Certainly one of the more luxury models of pinhole camera is the Subjektiv, developed by Monochrom in collaboration with Novoflex. This modular lens has a focal length of 65mm and is an optical system with four interchangeable optical modules. It gives you the option of capturing light in many different ways, and each module has its own characteristic imagery. You get a pinhole aperture, a zone plate, an acrylic lens element, and a meniscus glass lens. There are also pinhole aperture sieves and photon sieves available. All models have something in common: They are not suitable for technological precision and optically perfect photography. They are used because their optical flaws, faults, and quirks contribute to a creative image composition.

Zone Plate

A zone plate is a plastic disk or foil with a printed pattern of concentric circles. It has similar properties to a lens, but the mechanism of the pattern is light diffraction instead of light refraction. A zone plate shows more pronounced irradiation than a pinhole aperture, which can create a creamy, impressionist-style image.


Lensbaby 2.0 with accessories and Lensbaby Muse

Although the name Lensbaby now refers to a whole product range of different lenses or lens-type optical attachments (some of which show resemblance to the Subjektiv), we still associate this term with the original version: a flexible, bellows-like tube with a simple lens and interchangeable aperture inserts.

Our favorite Lensbaby, marketed in various versions as Lensbaby 2.0, Muse, or now Spark, is a selective-focus lens. You focus it by compressing the flexible tube and then bending it upward, downward, left, or right, until the small area of focus is where you want it. As you can see, the Lensbaby is also not for perfectionists. Precision is not its strength.

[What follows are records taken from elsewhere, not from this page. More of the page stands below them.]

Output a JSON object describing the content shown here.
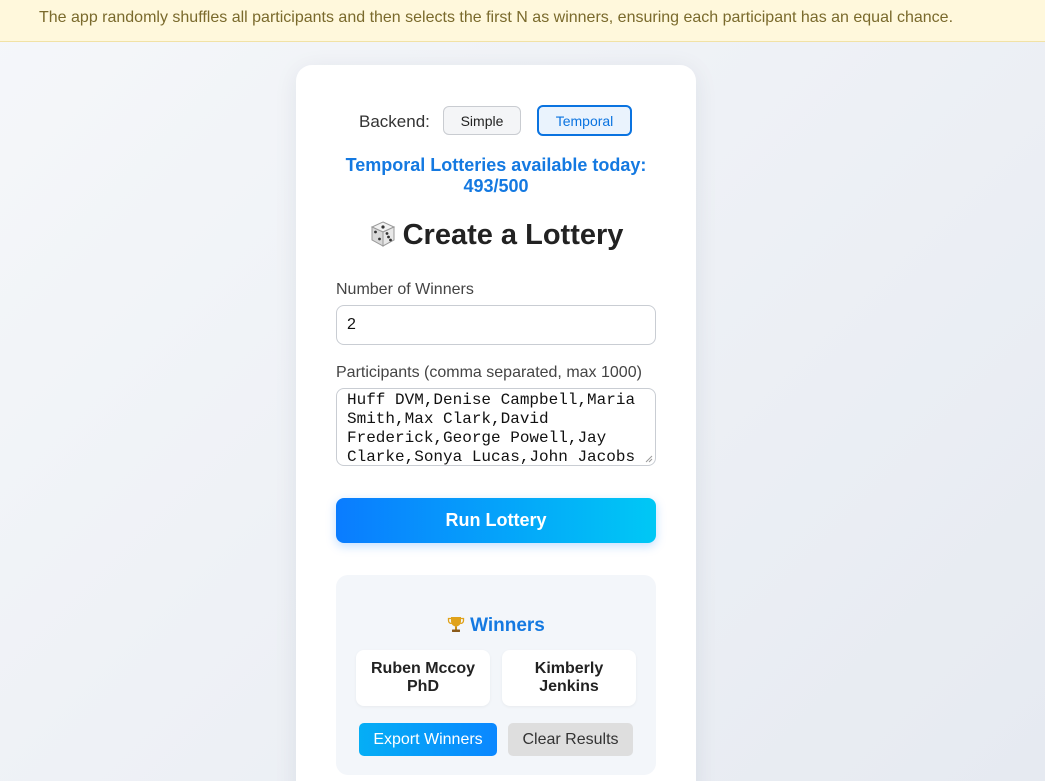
{
  "banner": {
    "text": "The app randomly shuffles all participants and then selects the first N as winners, ensuring each participant has an equal chance."
  },
  "backend": {
    "label": "Backend:",
    "options": [
      "Simple",
      "Temporal"
    ],
    "selected": "Temporal"
  },
  "quota": {
    "line1": "Temporal Lotteries available today:",
    "line2": "493/500"
  },
  "header": {
    "icon": "dice-icon",
    "title": "Create a Lottery"
  },
  "form": {
    "winners_label": "Number of Winners",
    "winners_value": "2",
    "participants_label": "Participants (comma separated, max 1000)",
    "participants_value": "Huff DVM,Denise Campbell,Maria Smith,Max Clark,David Frederick,George Powell,Jay Clarke,Sonya Lucas,John Jacobs",
    "run_label": "Run Lottery"
  },
  "results": {
    "icon": "trophy-icon",
    "heading": "Winners",
    "winners": [
      "Ruben Mccoy PhD",
      "Kimberly Jenkins"
    ],
    "export_label": "Export Winners",
    "clear_label": "Clear Results"
  },
  "colors": {
    "accent": "#1479e1",
    "banner_bg": "#fff8dc",
    "banner_text": "#7a6a2c",
    "run_gradient_start": "#0a7cff",
    "run_gradient_end": "#00c8f5"
  }
}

The size of the focus sweet spot can be adapted for the Muse model via differently sized aperture inserts. The Spark has a fixed aperture f 1/5.6.

Cloisters, Inzigkofen, Germany. Lensbaby Muse
at fully open aperture on expired Kodak Portra
160 NC

Gateway to the Cloisters, Inzigkofen, Germany.
Lensbaby Muse at fully open aperture on expired
Kodak Portra 160 NC


Cherry blossoms. Squeezerlens on Pentax 67
on Lomography Slide / X-Pro 200

The Squeezerlens ( follows a similar concept to the Lensbaby.

Using lenses that were predominantly not intended for use on a camera—for example lenses from old projectors or enlargers—Frank Baeseler, who died in 2021, created optics that produce a very special image impression. His son Sven has continued the business ever since. The usually very high-quality glass is mounted in a bellows, which has a bayonet on the other side to match the respective camera. Focusing is usually done by compressing or expanding the bellows.

Monika owns a Squeezerlens for her Pentax 67. This special lens is now available not only for medium format, but also for many SLRs and mirrorless system cameras.